Your answer should be the lines of the material that include the word "JSON".
[EXTRACTED RECORDS — start]
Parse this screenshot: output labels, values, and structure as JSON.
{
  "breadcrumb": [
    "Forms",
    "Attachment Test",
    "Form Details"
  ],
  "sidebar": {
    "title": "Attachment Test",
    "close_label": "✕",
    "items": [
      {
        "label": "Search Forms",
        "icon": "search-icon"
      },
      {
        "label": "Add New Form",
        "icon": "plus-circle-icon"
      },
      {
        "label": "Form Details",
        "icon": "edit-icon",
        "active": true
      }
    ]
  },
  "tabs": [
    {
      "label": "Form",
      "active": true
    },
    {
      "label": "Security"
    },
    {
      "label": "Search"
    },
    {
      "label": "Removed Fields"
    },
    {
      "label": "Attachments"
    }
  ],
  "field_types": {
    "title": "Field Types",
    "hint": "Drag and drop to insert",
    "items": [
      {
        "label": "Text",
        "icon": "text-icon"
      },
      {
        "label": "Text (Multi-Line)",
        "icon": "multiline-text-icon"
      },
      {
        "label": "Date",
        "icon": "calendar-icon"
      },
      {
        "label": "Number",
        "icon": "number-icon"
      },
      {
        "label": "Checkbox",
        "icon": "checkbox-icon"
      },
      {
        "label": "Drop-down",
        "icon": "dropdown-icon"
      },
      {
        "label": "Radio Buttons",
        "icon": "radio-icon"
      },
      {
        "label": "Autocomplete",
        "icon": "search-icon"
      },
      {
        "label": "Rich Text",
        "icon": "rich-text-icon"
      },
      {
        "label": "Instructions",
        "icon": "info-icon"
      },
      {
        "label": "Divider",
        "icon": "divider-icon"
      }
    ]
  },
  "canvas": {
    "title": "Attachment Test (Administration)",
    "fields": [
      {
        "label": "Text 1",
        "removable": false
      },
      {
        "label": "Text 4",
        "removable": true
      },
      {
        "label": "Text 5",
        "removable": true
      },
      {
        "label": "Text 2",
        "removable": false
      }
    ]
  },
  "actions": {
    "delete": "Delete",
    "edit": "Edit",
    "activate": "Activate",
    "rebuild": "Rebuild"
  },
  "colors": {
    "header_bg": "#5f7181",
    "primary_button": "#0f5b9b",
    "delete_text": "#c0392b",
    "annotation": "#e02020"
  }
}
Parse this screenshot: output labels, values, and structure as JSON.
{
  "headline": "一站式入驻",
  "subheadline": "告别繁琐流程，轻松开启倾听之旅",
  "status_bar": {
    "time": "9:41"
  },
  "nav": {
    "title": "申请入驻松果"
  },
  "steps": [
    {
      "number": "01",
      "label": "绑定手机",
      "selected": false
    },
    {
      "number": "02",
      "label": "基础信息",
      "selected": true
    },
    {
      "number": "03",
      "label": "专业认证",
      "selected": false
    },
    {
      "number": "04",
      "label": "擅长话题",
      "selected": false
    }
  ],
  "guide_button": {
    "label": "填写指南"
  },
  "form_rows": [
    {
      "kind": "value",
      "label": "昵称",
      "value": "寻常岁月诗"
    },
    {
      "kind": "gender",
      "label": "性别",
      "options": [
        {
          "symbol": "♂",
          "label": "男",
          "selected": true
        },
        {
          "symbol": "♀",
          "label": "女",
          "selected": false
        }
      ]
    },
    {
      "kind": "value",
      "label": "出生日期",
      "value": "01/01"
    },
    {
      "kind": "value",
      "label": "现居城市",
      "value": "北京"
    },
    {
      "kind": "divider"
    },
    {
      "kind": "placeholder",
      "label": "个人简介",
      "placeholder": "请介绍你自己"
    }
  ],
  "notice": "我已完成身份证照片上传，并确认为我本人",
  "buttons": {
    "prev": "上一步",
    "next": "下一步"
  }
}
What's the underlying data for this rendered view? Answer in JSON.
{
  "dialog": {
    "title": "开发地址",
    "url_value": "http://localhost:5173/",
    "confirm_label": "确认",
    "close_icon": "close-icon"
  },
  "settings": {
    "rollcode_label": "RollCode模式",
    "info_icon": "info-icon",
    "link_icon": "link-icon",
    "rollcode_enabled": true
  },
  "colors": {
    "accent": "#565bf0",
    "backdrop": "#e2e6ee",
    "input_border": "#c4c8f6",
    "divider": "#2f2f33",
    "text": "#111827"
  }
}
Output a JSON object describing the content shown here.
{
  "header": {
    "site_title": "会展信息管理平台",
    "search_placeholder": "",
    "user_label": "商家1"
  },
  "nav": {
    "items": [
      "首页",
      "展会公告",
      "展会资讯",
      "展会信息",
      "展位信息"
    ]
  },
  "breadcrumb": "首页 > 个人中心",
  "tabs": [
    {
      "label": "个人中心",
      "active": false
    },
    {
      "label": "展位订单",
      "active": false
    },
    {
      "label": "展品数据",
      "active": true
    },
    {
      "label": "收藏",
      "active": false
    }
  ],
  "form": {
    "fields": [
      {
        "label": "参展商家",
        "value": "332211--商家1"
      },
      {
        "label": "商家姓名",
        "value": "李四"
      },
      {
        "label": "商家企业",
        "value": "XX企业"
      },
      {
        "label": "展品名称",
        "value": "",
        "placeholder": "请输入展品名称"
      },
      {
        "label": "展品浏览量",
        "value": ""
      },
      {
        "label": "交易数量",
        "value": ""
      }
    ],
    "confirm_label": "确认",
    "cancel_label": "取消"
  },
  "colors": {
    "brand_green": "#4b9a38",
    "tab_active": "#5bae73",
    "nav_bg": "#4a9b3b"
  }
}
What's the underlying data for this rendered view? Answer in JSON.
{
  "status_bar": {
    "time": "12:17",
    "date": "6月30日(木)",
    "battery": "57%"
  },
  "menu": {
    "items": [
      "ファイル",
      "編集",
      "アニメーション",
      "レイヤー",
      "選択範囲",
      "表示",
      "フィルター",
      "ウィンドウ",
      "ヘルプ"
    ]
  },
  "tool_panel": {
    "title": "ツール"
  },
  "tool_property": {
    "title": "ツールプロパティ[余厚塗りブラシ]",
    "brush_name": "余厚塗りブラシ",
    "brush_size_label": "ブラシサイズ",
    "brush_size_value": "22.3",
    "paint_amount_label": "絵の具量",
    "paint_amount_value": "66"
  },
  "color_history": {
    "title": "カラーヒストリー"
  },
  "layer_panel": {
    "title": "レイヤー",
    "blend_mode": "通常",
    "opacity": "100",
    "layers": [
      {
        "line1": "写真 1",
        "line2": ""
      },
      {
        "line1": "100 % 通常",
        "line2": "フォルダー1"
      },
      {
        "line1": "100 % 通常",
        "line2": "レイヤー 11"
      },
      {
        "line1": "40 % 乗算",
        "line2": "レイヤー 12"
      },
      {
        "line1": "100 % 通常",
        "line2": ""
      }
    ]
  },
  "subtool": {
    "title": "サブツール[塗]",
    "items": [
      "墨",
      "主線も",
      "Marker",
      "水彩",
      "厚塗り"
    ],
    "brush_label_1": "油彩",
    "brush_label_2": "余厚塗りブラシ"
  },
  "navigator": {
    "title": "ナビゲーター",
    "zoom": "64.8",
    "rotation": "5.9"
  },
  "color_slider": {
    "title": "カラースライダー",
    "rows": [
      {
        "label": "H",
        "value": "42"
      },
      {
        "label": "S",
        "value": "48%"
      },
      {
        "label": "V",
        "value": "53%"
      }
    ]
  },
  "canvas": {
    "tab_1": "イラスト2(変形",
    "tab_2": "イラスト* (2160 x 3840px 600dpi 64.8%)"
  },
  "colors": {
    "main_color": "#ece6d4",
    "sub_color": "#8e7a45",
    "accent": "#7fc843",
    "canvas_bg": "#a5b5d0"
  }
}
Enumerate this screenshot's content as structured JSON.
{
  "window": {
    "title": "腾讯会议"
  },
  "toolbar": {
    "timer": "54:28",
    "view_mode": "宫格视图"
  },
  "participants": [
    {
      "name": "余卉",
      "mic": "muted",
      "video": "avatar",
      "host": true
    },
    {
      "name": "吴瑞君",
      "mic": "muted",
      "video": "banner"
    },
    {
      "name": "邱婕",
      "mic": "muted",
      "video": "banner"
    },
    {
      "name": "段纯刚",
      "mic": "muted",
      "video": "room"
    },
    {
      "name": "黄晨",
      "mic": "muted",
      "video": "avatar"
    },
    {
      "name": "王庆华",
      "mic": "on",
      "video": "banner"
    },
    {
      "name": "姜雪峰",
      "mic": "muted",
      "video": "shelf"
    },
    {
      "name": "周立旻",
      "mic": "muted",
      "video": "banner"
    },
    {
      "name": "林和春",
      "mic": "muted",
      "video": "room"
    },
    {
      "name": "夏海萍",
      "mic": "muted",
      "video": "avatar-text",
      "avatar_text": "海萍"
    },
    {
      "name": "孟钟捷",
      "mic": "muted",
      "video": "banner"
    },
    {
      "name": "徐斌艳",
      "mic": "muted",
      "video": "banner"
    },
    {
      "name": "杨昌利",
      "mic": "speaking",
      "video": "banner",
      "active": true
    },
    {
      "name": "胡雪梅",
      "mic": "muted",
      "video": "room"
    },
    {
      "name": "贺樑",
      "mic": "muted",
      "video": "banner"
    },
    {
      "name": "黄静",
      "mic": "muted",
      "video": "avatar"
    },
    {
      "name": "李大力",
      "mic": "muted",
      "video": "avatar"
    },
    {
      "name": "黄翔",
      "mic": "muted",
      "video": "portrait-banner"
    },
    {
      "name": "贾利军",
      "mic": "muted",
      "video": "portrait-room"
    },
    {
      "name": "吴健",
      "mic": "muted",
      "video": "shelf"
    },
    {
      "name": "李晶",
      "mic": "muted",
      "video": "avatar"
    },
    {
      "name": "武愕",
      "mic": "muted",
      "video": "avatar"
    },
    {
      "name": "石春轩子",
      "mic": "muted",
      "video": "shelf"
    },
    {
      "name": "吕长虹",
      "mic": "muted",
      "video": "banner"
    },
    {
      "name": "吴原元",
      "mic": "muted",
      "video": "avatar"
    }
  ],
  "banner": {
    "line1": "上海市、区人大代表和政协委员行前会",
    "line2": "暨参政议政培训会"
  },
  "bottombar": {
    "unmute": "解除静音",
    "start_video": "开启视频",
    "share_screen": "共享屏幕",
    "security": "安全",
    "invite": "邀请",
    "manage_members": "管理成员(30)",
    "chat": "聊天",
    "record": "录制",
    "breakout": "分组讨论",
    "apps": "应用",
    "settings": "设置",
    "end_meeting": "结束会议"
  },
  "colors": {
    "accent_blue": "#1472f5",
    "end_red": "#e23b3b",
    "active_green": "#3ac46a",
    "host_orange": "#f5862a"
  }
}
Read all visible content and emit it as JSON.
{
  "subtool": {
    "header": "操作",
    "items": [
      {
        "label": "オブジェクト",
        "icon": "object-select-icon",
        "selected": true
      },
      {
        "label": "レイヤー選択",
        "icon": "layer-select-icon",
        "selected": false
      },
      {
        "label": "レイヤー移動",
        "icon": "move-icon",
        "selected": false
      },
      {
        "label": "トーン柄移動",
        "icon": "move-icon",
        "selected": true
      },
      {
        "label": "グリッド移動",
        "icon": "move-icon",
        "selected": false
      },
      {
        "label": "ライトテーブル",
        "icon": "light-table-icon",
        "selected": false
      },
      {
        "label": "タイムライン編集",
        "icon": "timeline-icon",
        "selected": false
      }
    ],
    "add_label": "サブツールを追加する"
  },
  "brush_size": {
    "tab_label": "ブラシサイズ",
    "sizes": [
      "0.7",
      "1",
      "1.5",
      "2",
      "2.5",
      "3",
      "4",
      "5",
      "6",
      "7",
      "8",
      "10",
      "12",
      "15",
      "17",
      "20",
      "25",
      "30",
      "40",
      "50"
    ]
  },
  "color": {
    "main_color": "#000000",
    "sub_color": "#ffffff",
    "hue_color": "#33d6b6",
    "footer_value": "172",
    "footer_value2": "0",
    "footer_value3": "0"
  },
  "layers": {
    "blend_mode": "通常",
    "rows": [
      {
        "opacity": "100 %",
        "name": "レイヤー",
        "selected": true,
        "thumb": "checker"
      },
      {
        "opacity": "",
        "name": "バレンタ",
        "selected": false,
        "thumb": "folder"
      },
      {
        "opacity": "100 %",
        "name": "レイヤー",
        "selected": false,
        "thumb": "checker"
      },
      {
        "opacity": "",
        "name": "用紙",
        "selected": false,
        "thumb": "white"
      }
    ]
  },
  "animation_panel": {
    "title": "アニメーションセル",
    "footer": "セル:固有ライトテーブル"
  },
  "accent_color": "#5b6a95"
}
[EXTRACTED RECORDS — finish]
• **FINAL ANSWER**
Parse this screenshot: output labels, values, and structure as JSON.
Parse this screenshot: output labels, values, and structure as JSON.
What's the underlying data for this rendered view? Answer in JSON.
Output a JSON object describing the content shown here.
What's the underlying data for this rendered view? Answer in JSON.
Enumerate this screenshot's content as structured JSON.
Read all visible content and emit it as JSON.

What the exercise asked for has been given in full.